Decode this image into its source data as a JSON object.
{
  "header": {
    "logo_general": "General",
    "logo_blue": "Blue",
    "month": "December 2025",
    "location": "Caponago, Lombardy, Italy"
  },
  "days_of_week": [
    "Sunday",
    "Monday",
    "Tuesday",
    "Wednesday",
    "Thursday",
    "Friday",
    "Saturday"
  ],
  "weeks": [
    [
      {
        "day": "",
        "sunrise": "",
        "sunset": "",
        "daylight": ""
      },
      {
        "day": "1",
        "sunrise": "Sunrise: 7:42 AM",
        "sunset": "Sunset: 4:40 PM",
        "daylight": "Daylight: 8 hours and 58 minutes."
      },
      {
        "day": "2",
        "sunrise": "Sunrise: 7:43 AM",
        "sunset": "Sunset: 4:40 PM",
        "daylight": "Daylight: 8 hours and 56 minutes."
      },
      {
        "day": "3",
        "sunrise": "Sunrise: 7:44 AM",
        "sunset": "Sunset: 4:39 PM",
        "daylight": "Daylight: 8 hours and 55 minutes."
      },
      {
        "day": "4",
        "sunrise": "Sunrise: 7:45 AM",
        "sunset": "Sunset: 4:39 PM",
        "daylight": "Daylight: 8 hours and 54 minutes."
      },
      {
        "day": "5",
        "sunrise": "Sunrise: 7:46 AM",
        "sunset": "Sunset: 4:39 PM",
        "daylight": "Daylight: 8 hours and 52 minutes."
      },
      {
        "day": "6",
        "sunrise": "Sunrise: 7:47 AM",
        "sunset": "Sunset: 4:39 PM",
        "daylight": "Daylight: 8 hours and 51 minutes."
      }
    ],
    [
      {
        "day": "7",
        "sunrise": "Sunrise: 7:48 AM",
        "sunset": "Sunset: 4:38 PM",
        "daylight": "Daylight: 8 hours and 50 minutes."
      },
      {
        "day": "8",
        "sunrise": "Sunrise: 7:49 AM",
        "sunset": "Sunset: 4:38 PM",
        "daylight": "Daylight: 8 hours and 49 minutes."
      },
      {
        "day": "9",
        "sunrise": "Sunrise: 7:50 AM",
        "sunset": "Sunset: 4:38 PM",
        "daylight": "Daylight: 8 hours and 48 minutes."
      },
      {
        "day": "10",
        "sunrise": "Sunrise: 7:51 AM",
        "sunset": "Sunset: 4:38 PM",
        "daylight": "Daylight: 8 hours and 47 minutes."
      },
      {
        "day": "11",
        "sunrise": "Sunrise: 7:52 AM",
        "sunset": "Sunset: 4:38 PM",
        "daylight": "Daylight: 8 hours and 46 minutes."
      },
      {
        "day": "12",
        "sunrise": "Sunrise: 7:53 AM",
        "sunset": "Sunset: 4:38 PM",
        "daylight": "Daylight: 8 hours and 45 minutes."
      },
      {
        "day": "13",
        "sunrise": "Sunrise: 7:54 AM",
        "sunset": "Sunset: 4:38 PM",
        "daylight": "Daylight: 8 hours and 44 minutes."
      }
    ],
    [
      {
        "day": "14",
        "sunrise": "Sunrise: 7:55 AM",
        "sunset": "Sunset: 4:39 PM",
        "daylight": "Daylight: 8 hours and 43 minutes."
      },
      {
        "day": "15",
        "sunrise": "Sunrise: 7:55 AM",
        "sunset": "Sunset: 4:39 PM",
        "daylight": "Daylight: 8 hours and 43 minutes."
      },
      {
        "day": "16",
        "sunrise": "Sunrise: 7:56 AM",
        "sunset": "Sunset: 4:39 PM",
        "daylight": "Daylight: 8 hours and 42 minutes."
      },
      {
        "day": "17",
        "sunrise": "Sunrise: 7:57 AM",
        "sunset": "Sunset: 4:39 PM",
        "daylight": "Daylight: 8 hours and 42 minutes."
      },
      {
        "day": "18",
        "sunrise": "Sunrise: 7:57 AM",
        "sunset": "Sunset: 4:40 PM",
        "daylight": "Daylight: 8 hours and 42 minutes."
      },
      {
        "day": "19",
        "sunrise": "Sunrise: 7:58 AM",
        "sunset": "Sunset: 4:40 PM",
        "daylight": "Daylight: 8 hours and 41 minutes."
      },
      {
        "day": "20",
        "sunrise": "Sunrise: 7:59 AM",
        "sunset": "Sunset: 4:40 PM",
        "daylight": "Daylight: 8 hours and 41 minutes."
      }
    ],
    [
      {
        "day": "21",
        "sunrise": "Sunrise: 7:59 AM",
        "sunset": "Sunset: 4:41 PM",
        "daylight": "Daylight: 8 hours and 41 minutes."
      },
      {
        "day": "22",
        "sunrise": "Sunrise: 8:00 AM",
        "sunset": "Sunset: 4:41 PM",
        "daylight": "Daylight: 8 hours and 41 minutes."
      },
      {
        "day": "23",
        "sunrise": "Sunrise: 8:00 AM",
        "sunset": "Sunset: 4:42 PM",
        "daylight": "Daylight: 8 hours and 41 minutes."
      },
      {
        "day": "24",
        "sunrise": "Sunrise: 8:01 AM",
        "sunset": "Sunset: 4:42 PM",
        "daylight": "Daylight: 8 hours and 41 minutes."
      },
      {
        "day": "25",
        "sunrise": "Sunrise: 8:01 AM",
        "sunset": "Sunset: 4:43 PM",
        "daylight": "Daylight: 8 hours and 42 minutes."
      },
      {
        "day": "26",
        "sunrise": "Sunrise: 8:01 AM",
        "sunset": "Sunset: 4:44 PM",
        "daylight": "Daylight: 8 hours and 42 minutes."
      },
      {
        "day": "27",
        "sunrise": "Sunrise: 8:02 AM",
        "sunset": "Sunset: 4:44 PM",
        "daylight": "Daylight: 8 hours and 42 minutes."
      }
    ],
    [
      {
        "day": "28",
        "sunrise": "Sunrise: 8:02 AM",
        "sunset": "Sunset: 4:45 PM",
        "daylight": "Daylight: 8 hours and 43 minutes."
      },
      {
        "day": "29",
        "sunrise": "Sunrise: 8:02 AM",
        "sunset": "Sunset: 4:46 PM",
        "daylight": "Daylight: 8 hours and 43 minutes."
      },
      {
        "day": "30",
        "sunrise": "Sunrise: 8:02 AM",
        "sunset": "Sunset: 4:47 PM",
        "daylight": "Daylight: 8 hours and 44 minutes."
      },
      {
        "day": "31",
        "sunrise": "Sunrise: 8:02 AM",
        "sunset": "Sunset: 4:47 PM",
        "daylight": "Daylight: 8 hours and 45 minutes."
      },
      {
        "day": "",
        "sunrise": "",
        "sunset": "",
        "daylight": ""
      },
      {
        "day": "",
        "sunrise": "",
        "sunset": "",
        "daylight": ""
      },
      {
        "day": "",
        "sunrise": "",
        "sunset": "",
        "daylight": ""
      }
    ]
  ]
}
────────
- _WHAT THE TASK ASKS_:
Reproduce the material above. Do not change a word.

- _ANSWER_:
Decode this image into its source data as a JSON object.
{
  "header": {
    "logo_general": "General",
    "logo_blue": "Blue",
    "month": "December 2025",
    "location": "Caponago, Lombardy, Italy"
  },
  "days_of_week": [
    "Sunday",
    "Monday",
    "Tuesday",
    "Wednesday",
    "Thursday",
    "Friday",
    "Saturday"
  ],
  "weeks": [
    [
      {
        "day": "",
        "sunrise": "",
        "sunset": "",
        "daylight": ""
      },
      {
        "day": "1",
        "sunrise": "Sunrise: 7:42 AM",
        "sunset": "Sunset: 4:40 PM",
        "daylight": "Daylight: 8 hours and 58 minutes."
      },
      {
        "day": "2",
        "sunrise": "Sunrise: 7:43 AM",
        "sunset": "Sunset: 4:40 PM",
        "daylight": "Daylight: 8 hours and 56 minutes."
      },
      {
        "day": "3",
        "sunrise": "Sunrise: 7:44 AM",
        "sunset": "Sunset: 4:39 PM",
        "daylight": "Daylight: 8 hours and 55 minutes."
      },
      {
        "day": "4",
        "sunrise": "Sunrise: 7:45 AM",
        "sunset": "Sunset: 4:39 PM",
        "daylight": "Daylight: 8 hours and 54 minutes."
      },
      {
        "day": "5",
        "sunrise": "Sunrise: 7:46 AM",
        "sunset": "Sunset: 4:39 PM",
        "daylight": "Daylight: 8 hours and 52 minutes."
      },
      {
        "day": "6",
        "sunrise": "Sunrise: 7:47 AM",
        "sunset": "Sunset: 4:39 PM",
        "daylight": "Daylight: 8 hours and 51 minutes."
      }
    ],
    [
      {
        "day": "7",
        "sunrise": "Sunrise: 7:48 AM",
        "sunset": "Sunset: 4:38 PM",
        "daylight": "Daylight: 8 hours and 50 minutes."
      },
      {
        "day": "8",
        "sunrise": "Sunrise: 7:49 AM",
        "sunset": "Sunset: 4:38 PM",
        "daylight": "Daylight: 8 hours and 49 minutes."
      },
      {
        "day": "9",
        "sunrise": "Sunrise: 7:50 AM",
        "sunset": "Sunset: 4:38 PM",
        "daylight": "Daylight: 8 hours and 48 minutes."
      },
      {
        "day": "10",
        "sunrise": "Sunrise: 7:51 AM",
        "sunset": "Sunset: 4:38 PM",
        "daylight": "Daylight: 8 hours and 47 minutes."
      },
      {
        "day": "11",
        "sunrise": "Sunrise: 7:52 AM",
        "sunset": "Sunset: 4:38 PM",
        "daylight": "Daylight: 8 hours and 46 minutes."
      },
      {
        "day": "12",
        "sunrise": "Sunrise: 7:53 AM",
        "sunset": "Sunset: 4:38 PM",
        "daylight": "Daylight: 8 hours and 45 minutes."
      },
      {
        "day": "13",
        "sunrise": "Sunrise: 7:54 AM",
        "sunset": "Sunset: 4:38 PM",
        "daylight": "Daylight: 8 hours and 44 minutes."
      }
    ],
    [
      {
        "day": "14",
        "sunrise": "Sunrise: 7:55 AM",
        "sunset": "Sunset: 4:39 PM",
        "daylight": "Daylight: 8 hours and 43 minutes."
      },
      {
        "day": "15",
        "sunrise": "Sunrise: 7:55 AM",
        "sunset": "Sunset: 4:39 PM",
        "daylight": "Daylight: 8 hours and 43 minutes."
      },
      {
        "day": "16",
        "sunrise": "Sunrise: 7:56 AM",
        "sunset": "Sunset: 4:39 PM",
        "daylight": "Daylight: 8 hours and 42 minutes."
      },
      {
        "day": "17",
        "sunrise": "Sunrise: 7:57 AM",
        "sunset": "Sunset: 4:39 PM",
        "daylight": "Daylight: 8 hours and 42 minutes."
      },
      {
        "day": "18",
        "sunrise": "Sunrise: 7:57 AM",
        "sunset": "Sunset: 4:40 PM",
        "daylight": "Daylight: 8 hours and 42 minutes."
      },
      {
        "day": "19",
        "sunrise": "Sunrise: 7:58 AM",
        "sunset": "Sunset: 4:40 PM",
        "daylight": "Daylight: 8 hours and 41 minutes."
      },
      {
        "day": "20",
        "sunrise": "Sunrise: 7:59 AM",
        "sunset": "Sunset: 4:40 PM",
        "daylight": "Daylight: 8 hours and 41 minutes."
      }
    ],
    [
      {
        "day": "21",
        "sunrise": "Sunrise: 7:59 AM",
        "sunset": "Sunset: 4:41 PM",
        "daylight": "Daylight: 8 hours and 41 minutes."
      },
      {
        "day": "22",
        "sunrise": "Sunrise: 8:00 AM",
        "sunset": "Sunset: 4:41 PM",
        "daylight": "Daylight: 8 hours and 41 minutes."
      },
      {
        "day": "23",
        "sunrise": "Sunrise: 8:00 AM",
        "sunset": "Sunset: 4:42 PM",
        "daylight": "Daylight: 8 hours and 41 minutes."
      },
      {
        "day": "24",
        "sunrise": "Sunrise: 8:01 AM",
        "sunset": "Sunset: 4:42 PM",
        "daylight": "Daylight: 8 hours and 41 minutes."
      },
      {
        "day": "25",
        "sunrise": "Sunrise: 8:01 AM",
        "sunset": "Sunset: 4:43 PM",
        "daylight": "Daylight: 8 hours and 42 minutes."
      },
      {
        "day": "26",
        "sunrise": "Sunrise: 8:01 AM",
        "sunset": "Sunset: 4:44 PM",
        "daylight": "Daylight: 8 hours and 42 minutes."
      },
      {
        "day": "27",
        "sunrise": "Sunrise: 8:02 AM",
        "sunset": "Sunset: 4:44 PM",
        "daylight": "Daylight: 8 hours and 42 minutes."
      }
    ],
    [
      {
        "day": "28",
        "sunrise": "Sunrise: 8:02 AM",
        "sunset": "Sunset: 4:45 PM",
        "daylight": "Daylight: 8 hours and 43 minutes."
      },
      {
        "day": "29",
        "sunrise": "Sunrise: 8:02 AM",
        "sunset": "Sunset: 4:46 PM",
        "daylight": "Daylight: 8 hours and 43 minutes."
      },
      {
        "day": "30",
        "sunrise": "Sunrise: 8:02 AM",
        "sunset": "Sunset: 4:47 PM",
        "daylight": "Daylight: 8 hours and 44 minutes."
      },
      {
        "day": "31",
        "sunrise": "Sunrise: 8:02 AM",
        "sunset": "Sunset: 4:47 PM",
        "daylight": "Daylight: 8 hours and 45 minutes."
      },
      {
        "day": "",
        "sunrise": "",
        "sunset": "",
        "daylight": ""
      },
      {
        "day": "",
        "sunrise": "",
        "sunset": "",
        "daylight": ""
      },
      {
        "day": "",
        "sunrise": "",
        "sunset": "",
        "daylight": ""
      }
    ]
  ]
}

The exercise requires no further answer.